Product counterfeiting is a form of consumer fraud: a counterfeit product is sold, purporting to be something that it is not. As a result, most product counterfeiting is considered to be criminal in nature under typical trade conventions. The key technical challenge to be considered is how to differentiate a possibly visibly identical counterfeit product from the authentic item. One of the key observables lending itself to automated-machine detection is testing for inferior-grade materials.
Current mass casualty triage patient tracking techniques rely on paper forms, analog voice communications, and colored vinyl tape or tags. At best, these techniques may also include the use of radio-frequency identification (RFID) tags. Although all these techniques are robust, have a long shelf life, and do not require any type of external power source, they are not scalable for very large incidents such as may result from an urban area terrorist attack, hazmat spill, or natural disaster. In addition, the Emergency Services sector is comprised of many independent components that it is difficult to even know what technologies, if any, are being utilized.
The Department of Homeland Security (DHS) has identified a need to detect narcotics, weapons, explosives or other contraband smuggled over the border, onto planes, or carried into public venues while concealed in hollow spaces such as bicycle, stroller, or wheelchair frames. Agents and officers require reliable and easy-to-use tools that can quickly provide a general primary screening of these items to determine if a usually perceived hollow space is empty or dense. This primary screening device will determine if a secondary examination for a more in-depth inspection is required.
Currently there is no product that can reliably detect and locate, in all weather conditions that a sniper would operate in, a sniper amongst the clutter of an urban environment before they fire their weapon. Although law enforcement can establish security perimeters and control items entering the space, they are also concerned about threats from outside the security perimeters. These threats include snipers outside the security perimeter. “Pre-shot” allows for security force response to dissuade/prevent an adversary from getting the shot off in the first place.

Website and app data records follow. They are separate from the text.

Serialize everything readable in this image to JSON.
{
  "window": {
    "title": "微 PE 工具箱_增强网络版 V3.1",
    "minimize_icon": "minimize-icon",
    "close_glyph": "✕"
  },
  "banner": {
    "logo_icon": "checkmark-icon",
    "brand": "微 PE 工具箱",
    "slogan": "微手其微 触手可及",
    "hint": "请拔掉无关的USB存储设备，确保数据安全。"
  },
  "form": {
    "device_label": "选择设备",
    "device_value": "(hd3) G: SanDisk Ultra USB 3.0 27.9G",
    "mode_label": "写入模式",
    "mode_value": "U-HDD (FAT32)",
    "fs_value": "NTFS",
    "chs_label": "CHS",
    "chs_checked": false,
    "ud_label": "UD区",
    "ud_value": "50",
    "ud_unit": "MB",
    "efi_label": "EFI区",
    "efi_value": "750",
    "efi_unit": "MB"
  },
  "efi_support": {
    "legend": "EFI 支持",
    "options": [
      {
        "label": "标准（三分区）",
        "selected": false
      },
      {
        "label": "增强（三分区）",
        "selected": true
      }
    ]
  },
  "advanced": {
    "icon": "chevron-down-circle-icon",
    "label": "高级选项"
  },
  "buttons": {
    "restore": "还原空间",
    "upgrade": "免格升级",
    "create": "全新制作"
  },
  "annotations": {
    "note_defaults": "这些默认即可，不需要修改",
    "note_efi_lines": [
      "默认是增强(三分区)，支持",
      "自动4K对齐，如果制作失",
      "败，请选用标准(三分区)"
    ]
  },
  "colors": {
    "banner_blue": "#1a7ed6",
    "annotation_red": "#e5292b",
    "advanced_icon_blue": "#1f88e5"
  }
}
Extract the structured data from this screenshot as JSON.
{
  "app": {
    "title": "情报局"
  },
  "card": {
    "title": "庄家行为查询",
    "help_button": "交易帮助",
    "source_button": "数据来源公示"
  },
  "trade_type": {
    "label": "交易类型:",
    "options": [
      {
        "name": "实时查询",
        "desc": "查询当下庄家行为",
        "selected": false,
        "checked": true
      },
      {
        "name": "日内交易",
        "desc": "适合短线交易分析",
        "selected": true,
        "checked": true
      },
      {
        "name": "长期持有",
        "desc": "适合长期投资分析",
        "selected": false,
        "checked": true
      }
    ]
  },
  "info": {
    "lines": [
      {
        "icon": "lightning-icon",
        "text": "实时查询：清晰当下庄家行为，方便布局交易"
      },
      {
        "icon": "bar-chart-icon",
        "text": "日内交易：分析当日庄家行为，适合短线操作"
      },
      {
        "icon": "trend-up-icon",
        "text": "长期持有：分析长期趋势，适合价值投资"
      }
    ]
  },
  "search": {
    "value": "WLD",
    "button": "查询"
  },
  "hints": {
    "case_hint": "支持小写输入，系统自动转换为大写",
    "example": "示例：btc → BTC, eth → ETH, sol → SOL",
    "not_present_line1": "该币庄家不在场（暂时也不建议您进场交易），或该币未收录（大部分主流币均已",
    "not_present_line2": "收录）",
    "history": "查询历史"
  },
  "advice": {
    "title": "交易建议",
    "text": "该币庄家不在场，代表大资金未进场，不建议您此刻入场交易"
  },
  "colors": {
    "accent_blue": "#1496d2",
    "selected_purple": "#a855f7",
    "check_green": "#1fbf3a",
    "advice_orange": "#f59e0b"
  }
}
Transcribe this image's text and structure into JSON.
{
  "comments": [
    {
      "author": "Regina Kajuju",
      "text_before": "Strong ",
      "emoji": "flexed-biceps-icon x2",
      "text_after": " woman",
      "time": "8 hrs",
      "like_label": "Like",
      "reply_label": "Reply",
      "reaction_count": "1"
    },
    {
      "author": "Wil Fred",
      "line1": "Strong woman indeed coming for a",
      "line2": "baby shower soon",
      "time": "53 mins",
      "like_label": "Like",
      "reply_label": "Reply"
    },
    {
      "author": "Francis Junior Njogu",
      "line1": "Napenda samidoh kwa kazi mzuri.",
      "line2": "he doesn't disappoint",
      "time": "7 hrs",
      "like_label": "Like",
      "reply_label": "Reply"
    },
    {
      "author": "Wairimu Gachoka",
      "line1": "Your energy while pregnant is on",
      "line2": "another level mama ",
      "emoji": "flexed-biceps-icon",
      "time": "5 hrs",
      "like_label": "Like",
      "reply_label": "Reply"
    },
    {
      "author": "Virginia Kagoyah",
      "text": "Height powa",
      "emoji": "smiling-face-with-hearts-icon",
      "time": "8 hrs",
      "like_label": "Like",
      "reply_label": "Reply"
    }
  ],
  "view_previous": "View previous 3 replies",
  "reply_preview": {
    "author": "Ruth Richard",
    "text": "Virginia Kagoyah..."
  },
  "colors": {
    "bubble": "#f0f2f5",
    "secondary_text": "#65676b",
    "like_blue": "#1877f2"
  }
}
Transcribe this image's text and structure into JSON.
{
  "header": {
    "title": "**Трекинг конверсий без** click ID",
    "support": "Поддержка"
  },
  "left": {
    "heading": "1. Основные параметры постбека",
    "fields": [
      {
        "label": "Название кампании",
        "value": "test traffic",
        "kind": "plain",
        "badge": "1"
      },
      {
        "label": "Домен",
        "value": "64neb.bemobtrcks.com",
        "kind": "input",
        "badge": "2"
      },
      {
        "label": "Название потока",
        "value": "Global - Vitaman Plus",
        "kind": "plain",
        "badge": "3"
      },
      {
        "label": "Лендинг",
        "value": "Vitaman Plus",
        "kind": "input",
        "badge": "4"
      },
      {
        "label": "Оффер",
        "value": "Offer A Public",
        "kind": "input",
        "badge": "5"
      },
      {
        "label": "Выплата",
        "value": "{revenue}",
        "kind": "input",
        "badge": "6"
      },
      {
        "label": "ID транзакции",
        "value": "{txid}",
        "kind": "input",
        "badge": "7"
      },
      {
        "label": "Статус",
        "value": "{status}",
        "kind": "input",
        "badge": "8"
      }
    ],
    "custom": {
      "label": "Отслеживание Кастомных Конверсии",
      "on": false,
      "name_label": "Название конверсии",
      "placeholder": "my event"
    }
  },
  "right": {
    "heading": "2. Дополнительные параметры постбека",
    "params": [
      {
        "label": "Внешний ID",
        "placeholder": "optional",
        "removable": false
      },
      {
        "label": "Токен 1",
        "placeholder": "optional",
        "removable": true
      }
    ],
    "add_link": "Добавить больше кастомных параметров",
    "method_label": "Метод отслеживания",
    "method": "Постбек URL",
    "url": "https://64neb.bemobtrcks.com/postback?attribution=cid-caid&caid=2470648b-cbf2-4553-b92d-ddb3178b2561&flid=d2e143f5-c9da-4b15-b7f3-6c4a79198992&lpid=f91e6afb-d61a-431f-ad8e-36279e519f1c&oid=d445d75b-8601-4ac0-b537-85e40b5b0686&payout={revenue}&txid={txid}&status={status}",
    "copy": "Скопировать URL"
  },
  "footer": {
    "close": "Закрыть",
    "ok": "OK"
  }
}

There are several factors challenging today’s detection technologies that need to be addressed, including the following three challenges. First, law enforcement needs the ability to locate a sniper amongst objects and people surrounding them at all times of the day, and in all weather conditions. Objects commonly found in an urban environment such as traffic lights, signage, vehicles and building features can be distracting to the detection system and create clutter. People carry objects and devices that create clutter. Second, a sniper must be detected from a different location than the protection area. Detectors need to cover a wide area. Finally, the technology must be portable. The need to detect snipers moves from one location to another. Law enforcement needs to set up the technology and make it operational within hours of events and activities, and then the technology needs to be dismantled and moved somewhere else for another event.
The proposed solution must be able to detect and locate amidst the noise of an urban environment and in all weather conditions sniper behavior, actions, or weapons before a weapon is fired. The proposed solution must be able to detect and locate a weapon trained on a target from outside the weapon’s line-of-fire (off-axis). Wide area coverage is highly desirable. The proposed technology must be sized to be moved and set up by one person and moved with a “two man lift” limit of 75 pounds for heavier components.